from The American Heritage® Dictionary of the English Language, 4th Edition
- transitive v. To separate or divide in thought; consider individually.
- intransitive v. To withdraw one's attention.
from Wiktionary, Creative Commons Attribution/Share-Alike License
- v. To cut off, detach or separate something
- v. To think about multiple things individually
- v. To stop thinking about something
from the GNU version of the Collaborative International Dictionary of English
- transitive v. To cut off; to abstract.
- transitive v. To consider by a separate act of attention or analysis.
from The Century Dictionary and Cyclopedia
- To separate from other facts or ideas for special consideration; strip of extrinsic adjuncts, especially in conception.
- To withdraw the attention: usually with from.
Genuine progress, as the Church’s social teaching insists, must be integral and humane; it cannot prescind from the truth about human beings and must always be directed to their authentic good.

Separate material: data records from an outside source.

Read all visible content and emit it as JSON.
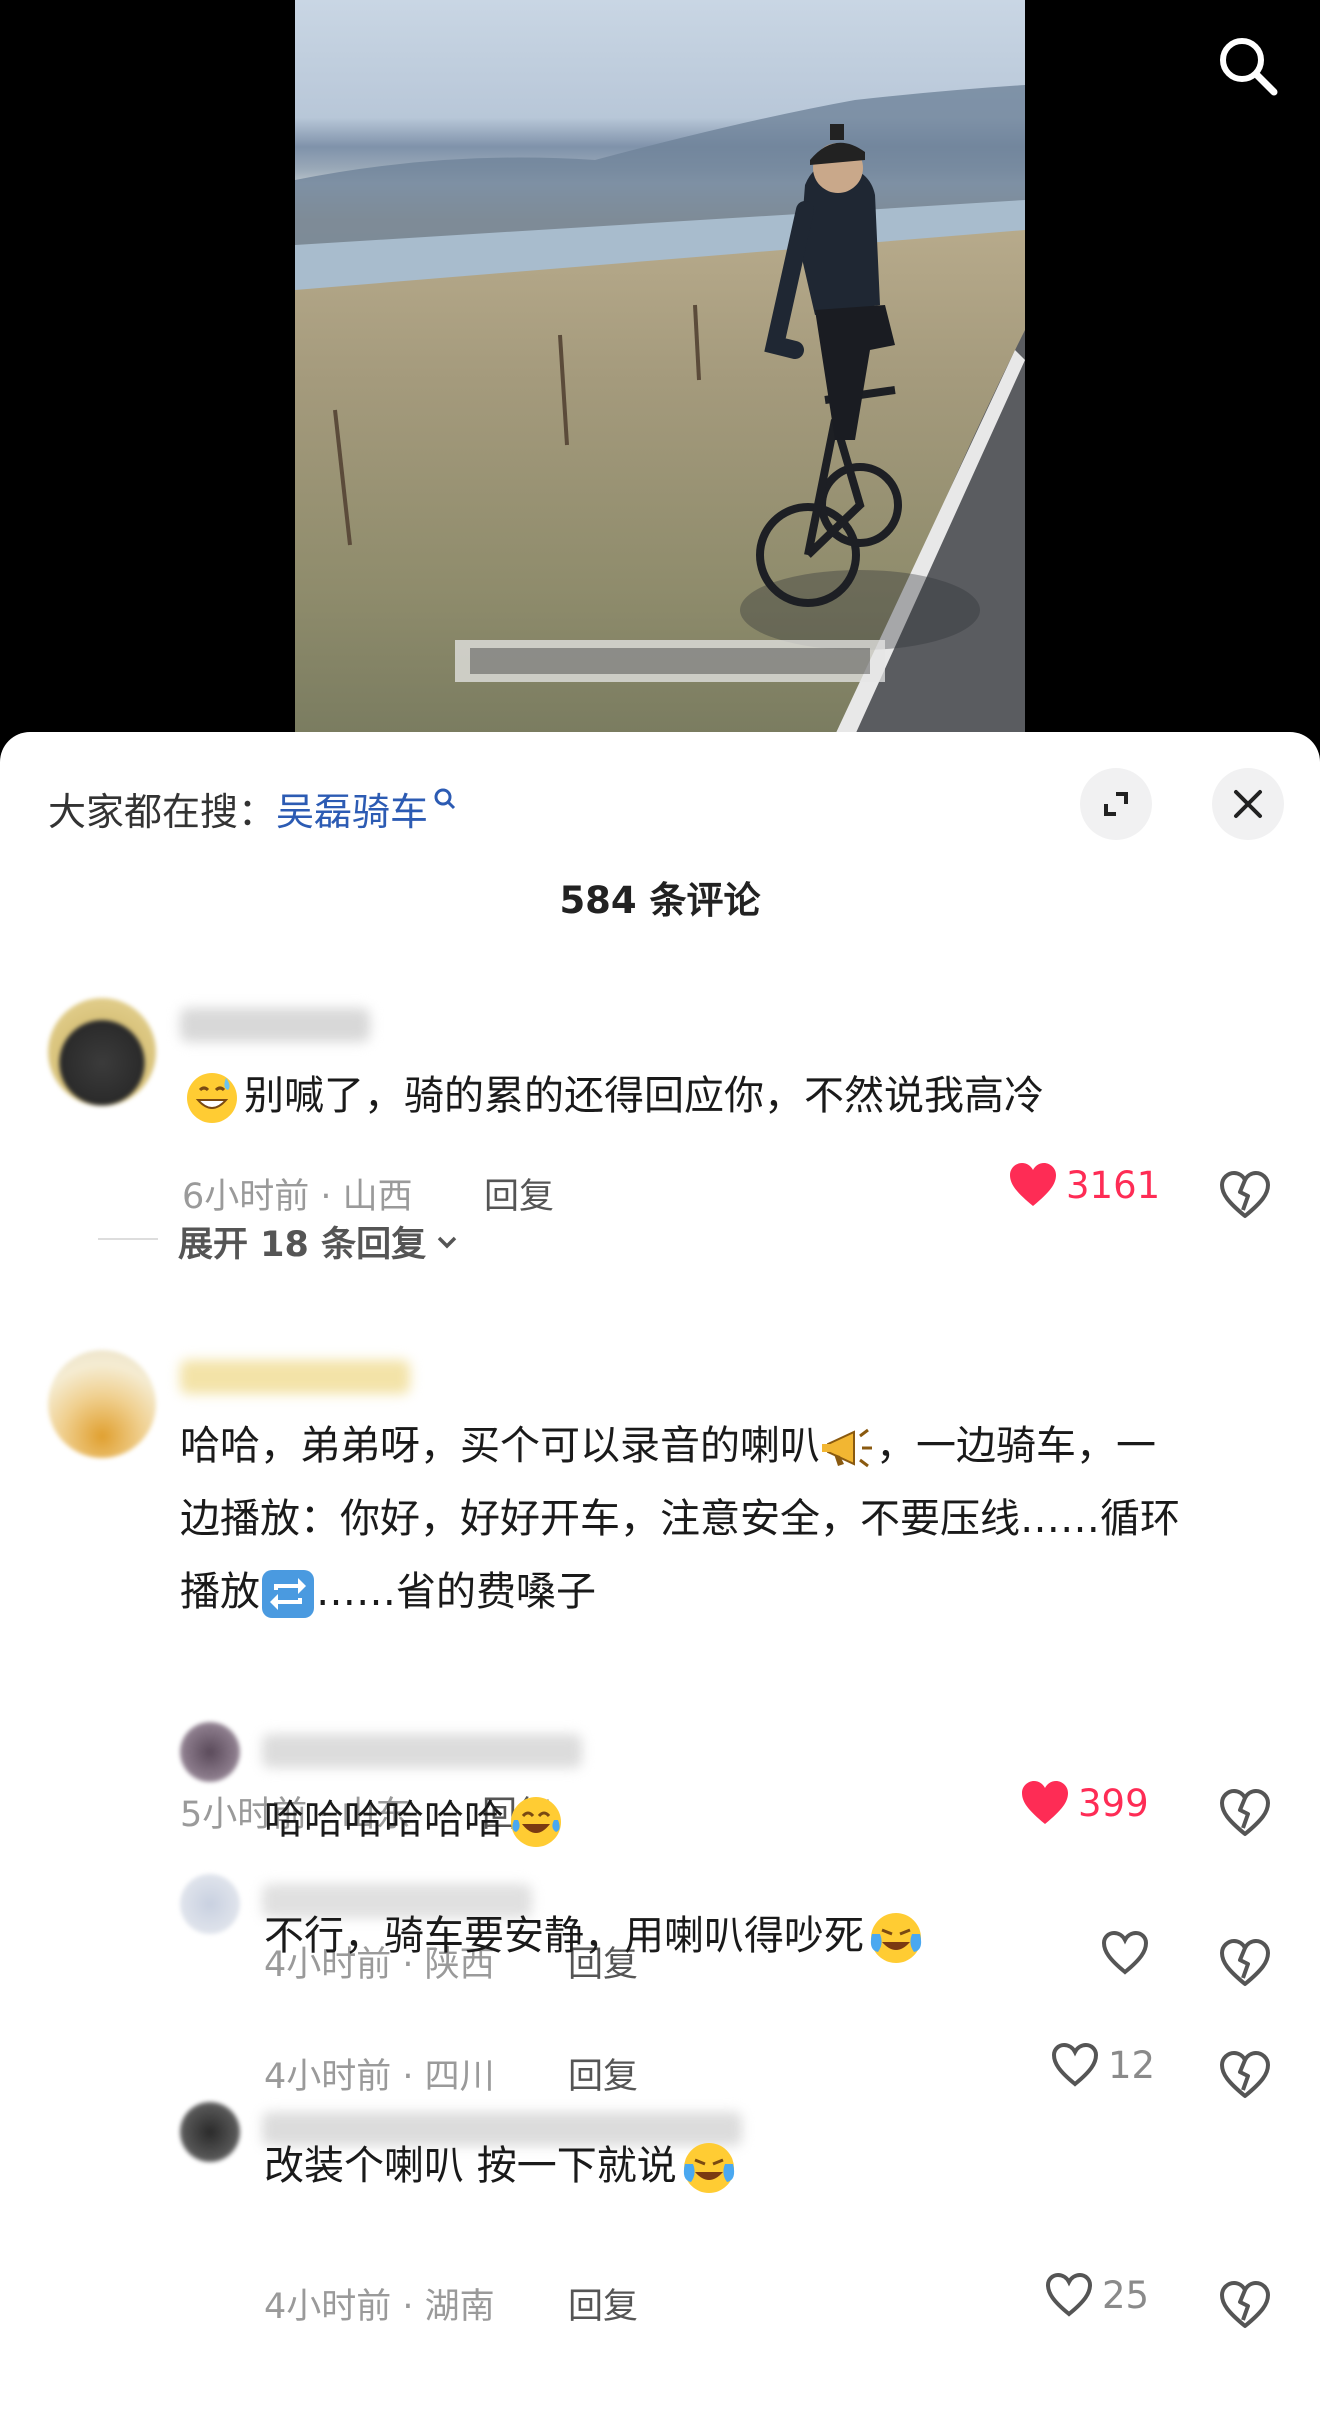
{
  "search": {
    "label": "大家都在搜：",
    "term": "吴磊骑车"
  },
  "comment_count": "584 条评论",
  "reply_label": "回复",
  "comments": [
    {
      "text": "别喊了，骑的累的还得回应你，不然说我高冷",
      "time": "6小时前 · 山西",
      "likes": "3161",
      "liked": true,
      "expand": "展开 18 条回复"
    },
    {
      "text_line1": "哈哈，弟弟呀，买个可以录音的喇叭",
      "text_line1b": "，一边骑车，一",
      "text_line2": "边播放：你好，好好开车，注意安全，不要压线……循环",
      "text_line3a": "播放",
      "text_line3b": "……省的费嗓子",
      "time": "5小时前 · 山东",
      "likes": "399",
      "liked": true
    }
  ],
  "replies": [
    {
      "text": "哈哈哈哈哈哈",
      "time": "4小时前 · 陕西",
      "likes": ""
    },
    {
      "text": "不行，骑车要安静，用喇叭得吵死",
      "time": "4小时前 · 四川",
      "likes": "12"
    },
    {
      "text": "改装个喇叭 按一下就说",
      "time": "4小时前 · 湖南",
      "likes": "25"
    }
  ],
  "colors": {
    "like_red": "#fe2c55",
    "search_blue": "#2c5bb3"
  }
}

You choose what you want to explain, and prescind out the parts of the complexity that don't immediately effect what you study.
This presents us with choices that cannot be postponed concerning nothing less than the destiny of man, who, moreover, cannot prescind from his nature.
Defining it like that allows me to prescind from concerns about whether Jesus' predictions came true or ever will.
A serious commitment to evangelization cannot prescind from a profound diagnosis of the real challenges the Gospel encounters in contemporary American culture.
They prescind, or abstract, not only from those qualities physics and mathematics abstract from, but also leave out of consideration the determination of quantity.
That a thing should be really perceived by my senses, and at the same time not really exist, is to me a plain contradiction; since I cannot prescind or abstract, even in thought, the existence of a sensible thing from its being perceived.
If we prescind from all these matters and proceed responsibly (remembering to pay attention to the law of dwindling probabilities), what we come up with is likely to be pretty slender.
There are tremendously significant issues, and this doesn't prescind from making a judgment on people's personalities.
Even if we prescind altogether from the evidence considered above, this theory appears devoid of intrinsic probability.